A new study by University of Oxford transport professor Christian Brand shows choosing a bike or e-bike over a car just once a day reduces an average citizen’s carbon emissions from transport by 62%.
Strikingly, the study predicts that if just one in five urban residents permanently changed their travel behaviour in this way over the next few years, it would cut emissions from all car travel in Europe by about 8%.
Active travel (walking or cycling for transport) is considered the most sustainable form of personal transport.
Yet its net effects on mobility-related CO2 emissions are complex and under-researched.
The university’s Transport Studies Unit (TSU) study collected travel activity data from 3,800 people in seven European cities and derived life cycle CO2 emissions across modes and purposes.
A total of 10,000 one-day travel diaries were completed, with over 34,200 trips logged in total.
Daily mobility-related life cycle CO2 emissions were 3.2 kg CO2 per person, with car travel contributing 70% and cycling 1%.
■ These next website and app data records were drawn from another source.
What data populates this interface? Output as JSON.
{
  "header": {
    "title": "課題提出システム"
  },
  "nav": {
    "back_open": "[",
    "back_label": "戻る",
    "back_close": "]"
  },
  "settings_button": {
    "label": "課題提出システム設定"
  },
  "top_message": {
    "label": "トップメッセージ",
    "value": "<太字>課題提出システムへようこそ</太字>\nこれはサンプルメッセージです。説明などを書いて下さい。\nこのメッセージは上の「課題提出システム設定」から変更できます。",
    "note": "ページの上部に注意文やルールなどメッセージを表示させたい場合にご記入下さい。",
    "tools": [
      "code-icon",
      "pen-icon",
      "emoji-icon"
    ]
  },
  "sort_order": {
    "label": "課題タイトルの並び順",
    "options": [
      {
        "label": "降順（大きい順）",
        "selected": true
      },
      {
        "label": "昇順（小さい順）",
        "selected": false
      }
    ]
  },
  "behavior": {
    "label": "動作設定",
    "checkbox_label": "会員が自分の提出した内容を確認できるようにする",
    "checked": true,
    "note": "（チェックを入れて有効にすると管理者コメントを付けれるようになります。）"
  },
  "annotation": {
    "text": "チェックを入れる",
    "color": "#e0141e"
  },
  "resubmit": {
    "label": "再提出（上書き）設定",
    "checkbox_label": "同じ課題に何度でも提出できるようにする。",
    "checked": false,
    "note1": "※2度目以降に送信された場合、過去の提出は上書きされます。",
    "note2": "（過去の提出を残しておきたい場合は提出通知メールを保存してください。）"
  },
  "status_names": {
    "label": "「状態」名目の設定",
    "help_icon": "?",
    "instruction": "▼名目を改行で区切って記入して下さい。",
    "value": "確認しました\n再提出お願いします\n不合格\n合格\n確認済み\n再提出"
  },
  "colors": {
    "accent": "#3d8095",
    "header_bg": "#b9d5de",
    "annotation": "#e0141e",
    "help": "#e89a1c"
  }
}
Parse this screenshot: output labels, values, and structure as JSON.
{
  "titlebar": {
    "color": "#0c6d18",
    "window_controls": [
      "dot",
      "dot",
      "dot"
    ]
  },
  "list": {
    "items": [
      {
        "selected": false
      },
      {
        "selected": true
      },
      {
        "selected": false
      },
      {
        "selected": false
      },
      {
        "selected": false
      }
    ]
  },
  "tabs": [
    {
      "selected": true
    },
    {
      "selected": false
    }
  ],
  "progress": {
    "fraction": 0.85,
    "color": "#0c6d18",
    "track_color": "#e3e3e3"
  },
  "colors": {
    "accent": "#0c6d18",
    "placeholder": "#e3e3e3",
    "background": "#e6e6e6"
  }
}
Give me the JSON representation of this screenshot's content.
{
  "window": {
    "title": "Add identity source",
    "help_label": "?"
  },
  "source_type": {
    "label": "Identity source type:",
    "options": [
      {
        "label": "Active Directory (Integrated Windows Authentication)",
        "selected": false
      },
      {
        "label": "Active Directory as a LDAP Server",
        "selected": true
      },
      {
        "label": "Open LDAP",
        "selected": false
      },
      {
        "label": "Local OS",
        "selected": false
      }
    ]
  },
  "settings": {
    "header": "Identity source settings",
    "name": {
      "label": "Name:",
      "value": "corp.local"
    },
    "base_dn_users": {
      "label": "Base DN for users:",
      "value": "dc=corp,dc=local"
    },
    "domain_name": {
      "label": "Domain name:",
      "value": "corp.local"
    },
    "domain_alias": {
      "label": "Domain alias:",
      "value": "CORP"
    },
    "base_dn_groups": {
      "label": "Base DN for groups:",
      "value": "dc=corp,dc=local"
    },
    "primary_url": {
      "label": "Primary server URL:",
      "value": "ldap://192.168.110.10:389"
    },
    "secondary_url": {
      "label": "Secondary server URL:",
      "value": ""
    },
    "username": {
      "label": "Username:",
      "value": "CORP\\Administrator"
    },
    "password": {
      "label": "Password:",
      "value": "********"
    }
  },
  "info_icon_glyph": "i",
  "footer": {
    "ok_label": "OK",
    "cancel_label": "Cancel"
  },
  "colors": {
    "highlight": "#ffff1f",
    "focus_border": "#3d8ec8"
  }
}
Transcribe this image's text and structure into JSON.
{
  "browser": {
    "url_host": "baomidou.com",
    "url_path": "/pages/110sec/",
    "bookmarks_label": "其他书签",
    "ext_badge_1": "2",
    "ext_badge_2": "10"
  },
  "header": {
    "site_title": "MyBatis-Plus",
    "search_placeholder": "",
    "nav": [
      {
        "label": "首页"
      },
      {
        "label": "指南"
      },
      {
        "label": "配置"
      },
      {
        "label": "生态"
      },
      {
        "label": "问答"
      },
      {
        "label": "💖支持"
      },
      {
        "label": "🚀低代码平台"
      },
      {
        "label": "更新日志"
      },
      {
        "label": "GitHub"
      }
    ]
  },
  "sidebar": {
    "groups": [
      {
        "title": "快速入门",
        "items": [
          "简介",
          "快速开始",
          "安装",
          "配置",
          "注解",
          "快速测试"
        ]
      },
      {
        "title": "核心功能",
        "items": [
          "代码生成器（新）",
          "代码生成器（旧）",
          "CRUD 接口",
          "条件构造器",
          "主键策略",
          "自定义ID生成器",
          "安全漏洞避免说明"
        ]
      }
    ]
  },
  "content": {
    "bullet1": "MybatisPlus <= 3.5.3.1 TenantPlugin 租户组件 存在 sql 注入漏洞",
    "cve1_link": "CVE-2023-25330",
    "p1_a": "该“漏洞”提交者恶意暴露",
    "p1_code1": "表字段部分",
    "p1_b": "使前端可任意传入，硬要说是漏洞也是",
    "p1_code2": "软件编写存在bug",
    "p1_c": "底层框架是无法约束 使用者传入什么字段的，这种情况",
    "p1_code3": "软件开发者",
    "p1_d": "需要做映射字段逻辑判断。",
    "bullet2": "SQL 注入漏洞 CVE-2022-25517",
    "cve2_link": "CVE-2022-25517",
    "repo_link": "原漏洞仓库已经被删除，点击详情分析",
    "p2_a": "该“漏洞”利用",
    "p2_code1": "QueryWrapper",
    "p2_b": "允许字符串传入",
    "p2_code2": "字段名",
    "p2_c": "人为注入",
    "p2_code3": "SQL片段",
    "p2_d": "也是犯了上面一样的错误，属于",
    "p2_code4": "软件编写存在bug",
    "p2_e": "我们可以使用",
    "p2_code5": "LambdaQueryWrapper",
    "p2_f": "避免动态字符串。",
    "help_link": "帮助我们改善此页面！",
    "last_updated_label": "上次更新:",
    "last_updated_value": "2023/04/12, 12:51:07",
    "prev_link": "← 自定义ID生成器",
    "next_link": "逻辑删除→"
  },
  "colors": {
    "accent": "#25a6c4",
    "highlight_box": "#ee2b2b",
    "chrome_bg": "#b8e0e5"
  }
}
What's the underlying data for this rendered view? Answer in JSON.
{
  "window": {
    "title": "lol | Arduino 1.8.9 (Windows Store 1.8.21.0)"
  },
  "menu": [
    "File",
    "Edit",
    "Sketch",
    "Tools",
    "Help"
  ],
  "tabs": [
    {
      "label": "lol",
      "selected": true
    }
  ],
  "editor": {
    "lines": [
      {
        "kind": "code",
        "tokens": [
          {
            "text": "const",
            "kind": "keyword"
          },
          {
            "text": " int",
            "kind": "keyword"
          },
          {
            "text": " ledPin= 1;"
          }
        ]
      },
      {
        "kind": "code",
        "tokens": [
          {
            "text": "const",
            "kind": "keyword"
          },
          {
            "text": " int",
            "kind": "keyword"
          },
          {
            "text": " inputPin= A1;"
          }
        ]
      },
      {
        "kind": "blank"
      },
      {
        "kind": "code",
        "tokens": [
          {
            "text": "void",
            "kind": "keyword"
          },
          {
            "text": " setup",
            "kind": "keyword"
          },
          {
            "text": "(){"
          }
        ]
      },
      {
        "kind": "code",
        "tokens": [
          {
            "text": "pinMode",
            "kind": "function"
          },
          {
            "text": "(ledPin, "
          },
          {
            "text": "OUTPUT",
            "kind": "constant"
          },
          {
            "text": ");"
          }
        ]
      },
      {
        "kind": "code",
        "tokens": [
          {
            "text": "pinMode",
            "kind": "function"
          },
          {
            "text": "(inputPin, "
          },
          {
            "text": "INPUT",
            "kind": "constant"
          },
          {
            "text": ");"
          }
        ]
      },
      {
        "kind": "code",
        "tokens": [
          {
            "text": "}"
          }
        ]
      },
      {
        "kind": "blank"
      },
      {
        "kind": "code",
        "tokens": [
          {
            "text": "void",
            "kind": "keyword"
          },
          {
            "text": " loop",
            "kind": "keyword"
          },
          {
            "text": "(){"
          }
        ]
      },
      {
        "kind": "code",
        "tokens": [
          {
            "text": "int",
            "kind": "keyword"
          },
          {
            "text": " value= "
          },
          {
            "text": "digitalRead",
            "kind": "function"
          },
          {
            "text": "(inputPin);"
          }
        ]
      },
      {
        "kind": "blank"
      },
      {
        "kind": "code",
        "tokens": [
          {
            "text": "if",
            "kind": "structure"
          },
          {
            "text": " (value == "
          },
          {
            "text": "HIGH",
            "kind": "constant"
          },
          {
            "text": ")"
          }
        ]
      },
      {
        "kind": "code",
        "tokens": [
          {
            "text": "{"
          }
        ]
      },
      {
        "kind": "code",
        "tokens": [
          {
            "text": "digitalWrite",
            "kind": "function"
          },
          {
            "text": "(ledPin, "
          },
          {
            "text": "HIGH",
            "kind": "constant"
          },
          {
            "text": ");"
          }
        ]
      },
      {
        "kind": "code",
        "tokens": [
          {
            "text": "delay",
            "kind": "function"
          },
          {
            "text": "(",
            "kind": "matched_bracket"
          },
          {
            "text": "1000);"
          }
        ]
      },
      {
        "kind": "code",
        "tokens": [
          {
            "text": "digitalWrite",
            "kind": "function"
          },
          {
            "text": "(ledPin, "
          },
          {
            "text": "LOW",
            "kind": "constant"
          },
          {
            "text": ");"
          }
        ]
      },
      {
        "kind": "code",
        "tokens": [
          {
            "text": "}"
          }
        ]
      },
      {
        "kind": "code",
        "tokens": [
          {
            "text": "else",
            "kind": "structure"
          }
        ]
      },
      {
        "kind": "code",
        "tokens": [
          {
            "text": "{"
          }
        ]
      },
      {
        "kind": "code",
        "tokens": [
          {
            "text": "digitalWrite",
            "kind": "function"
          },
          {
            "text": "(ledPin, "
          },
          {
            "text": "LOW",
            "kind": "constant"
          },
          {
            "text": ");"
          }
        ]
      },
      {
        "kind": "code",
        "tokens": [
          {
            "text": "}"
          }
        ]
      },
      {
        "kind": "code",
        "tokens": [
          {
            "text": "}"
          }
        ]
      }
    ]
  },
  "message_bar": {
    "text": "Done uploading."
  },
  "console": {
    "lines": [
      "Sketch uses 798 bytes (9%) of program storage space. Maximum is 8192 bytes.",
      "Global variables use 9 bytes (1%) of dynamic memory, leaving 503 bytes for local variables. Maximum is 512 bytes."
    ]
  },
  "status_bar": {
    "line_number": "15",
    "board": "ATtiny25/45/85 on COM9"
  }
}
Cyclists had 84% lower life cycle CO2 emissions than non-cyclists.
Life cycle CO2 emissions decreased by 14% per additional cycling trip and decreased by 62% for each avoided car trip.
An average person who ‘shifted travel modes’ from car to bike decreased life cycle CO2 emissions by 3.2 kg CO2/day.
Small changes can quickly benefit towns and cities
While e-scooters were not included in the study, it does show that even small switches to more sustainable modes can quickly benefit towns and cities with their decarbonisation plans.
It is also worth noting that, on a life cycle emissions basis, the Oxford study said cycling cannot be considered a ‘zero-carbon emissions’ mode of transport.
The manufacture, maintenance and disposal of bikes (plus batteries and motors in the case of e-bikes), as well as potential dietary changes due to more physical activity, produce carbon emissions further up- or downstream.
Overall, however, life cycle emissions from cycling can be more than 10 times lower per passenger-km travelled than those from passenger cars.
The report concluded: “Active travel has attributes of social distancing that are likely to be desirable for some time.
“It could help to cut back transportation energy use, CO2 emissions and air pollution while improving population health as confinement is eased.
“Therefore, locking in, investing in and promoting active travel should be a cornerstone of sustainability strategies, policies and planning to meet our very challenging sustainable development goals that are unlikely to be met without significant mode shift to sustainable transport.”
You can dig much further into the detail of “The climate change mitigation effects of daily active travel in cities” report here.